■ WHAT YOU WILL DO
Report each line of the entries that contains the word "emoji", copied in full.
***** INPUT FOR THIS TASK
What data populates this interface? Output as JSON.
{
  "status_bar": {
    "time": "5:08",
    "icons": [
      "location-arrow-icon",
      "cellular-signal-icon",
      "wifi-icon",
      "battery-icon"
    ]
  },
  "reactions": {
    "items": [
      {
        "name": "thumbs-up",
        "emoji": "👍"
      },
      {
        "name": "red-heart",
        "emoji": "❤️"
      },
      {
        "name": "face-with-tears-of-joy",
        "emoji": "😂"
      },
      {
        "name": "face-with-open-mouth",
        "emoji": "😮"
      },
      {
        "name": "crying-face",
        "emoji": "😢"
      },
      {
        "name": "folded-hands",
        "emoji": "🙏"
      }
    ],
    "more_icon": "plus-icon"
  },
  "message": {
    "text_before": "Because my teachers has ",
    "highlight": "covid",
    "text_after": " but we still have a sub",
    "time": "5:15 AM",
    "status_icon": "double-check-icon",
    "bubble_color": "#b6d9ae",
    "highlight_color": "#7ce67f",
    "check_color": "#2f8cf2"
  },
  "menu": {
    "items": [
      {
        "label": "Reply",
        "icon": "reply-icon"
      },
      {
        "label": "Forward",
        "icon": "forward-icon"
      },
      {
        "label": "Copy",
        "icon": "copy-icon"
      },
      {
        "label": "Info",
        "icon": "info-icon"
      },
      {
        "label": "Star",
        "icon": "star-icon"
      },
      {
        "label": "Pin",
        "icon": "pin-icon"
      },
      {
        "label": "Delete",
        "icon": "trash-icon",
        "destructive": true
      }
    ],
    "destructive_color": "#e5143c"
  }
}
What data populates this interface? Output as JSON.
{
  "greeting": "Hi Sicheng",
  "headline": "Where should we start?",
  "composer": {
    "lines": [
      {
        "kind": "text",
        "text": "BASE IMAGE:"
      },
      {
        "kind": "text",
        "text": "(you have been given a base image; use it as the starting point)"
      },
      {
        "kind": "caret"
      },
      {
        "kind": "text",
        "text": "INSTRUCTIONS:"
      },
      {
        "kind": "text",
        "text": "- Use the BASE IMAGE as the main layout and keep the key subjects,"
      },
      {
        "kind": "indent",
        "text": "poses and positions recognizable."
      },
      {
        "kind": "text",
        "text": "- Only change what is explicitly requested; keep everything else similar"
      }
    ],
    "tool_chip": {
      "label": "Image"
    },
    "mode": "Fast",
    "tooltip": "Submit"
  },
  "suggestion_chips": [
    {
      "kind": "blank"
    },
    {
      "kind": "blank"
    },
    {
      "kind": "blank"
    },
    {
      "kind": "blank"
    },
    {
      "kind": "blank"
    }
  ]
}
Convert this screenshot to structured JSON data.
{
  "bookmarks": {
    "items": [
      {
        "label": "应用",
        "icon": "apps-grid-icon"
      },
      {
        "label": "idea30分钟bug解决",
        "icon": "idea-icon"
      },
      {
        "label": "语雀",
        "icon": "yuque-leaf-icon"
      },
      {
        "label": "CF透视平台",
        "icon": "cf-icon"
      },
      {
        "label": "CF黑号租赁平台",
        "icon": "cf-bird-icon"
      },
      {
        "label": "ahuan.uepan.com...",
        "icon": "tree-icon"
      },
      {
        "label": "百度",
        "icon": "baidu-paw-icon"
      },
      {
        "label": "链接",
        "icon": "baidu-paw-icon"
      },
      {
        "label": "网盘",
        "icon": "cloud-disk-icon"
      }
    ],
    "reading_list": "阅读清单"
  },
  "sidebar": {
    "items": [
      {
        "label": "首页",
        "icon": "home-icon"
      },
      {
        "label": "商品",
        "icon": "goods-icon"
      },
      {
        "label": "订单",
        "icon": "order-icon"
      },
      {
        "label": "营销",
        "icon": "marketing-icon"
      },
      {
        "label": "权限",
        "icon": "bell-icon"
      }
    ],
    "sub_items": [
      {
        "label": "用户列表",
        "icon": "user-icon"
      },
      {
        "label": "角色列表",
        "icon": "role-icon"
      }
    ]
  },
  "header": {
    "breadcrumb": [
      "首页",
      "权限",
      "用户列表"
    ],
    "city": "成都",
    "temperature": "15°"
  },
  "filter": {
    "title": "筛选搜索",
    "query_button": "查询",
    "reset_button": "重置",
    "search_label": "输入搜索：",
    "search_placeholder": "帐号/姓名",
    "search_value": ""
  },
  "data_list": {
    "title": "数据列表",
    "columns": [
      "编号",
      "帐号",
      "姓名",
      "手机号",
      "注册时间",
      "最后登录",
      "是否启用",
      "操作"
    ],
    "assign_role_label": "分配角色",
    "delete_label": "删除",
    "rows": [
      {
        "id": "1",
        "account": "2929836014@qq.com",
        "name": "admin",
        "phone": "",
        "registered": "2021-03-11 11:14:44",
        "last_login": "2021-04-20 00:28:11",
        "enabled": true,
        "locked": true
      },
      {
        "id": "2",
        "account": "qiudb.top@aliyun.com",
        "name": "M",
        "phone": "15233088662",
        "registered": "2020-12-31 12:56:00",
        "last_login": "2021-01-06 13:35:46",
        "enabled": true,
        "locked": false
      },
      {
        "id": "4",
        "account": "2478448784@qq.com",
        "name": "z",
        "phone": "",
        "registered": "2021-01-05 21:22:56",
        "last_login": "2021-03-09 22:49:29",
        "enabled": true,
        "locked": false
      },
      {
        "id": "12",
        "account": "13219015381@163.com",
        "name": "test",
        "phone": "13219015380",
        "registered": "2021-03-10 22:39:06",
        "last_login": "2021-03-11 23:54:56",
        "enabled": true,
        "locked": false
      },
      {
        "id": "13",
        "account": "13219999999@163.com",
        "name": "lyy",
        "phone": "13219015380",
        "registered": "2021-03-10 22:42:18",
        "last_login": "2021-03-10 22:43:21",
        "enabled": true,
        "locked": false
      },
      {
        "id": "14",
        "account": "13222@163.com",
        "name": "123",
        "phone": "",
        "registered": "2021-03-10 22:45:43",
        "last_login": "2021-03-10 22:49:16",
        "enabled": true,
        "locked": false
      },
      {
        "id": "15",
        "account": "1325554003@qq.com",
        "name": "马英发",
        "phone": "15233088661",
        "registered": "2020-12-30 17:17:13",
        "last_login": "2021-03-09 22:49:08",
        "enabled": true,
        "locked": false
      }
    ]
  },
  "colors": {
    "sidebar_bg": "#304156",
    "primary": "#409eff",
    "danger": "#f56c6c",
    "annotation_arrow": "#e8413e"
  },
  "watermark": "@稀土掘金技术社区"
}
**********
■ RESPONSE AREA
        "emoji": "👍"
        "emoji": "❤️"
        "emoji": "😂"
        "emoji": "😮"
        "emoji": "😢"
        "emoji": "🙏"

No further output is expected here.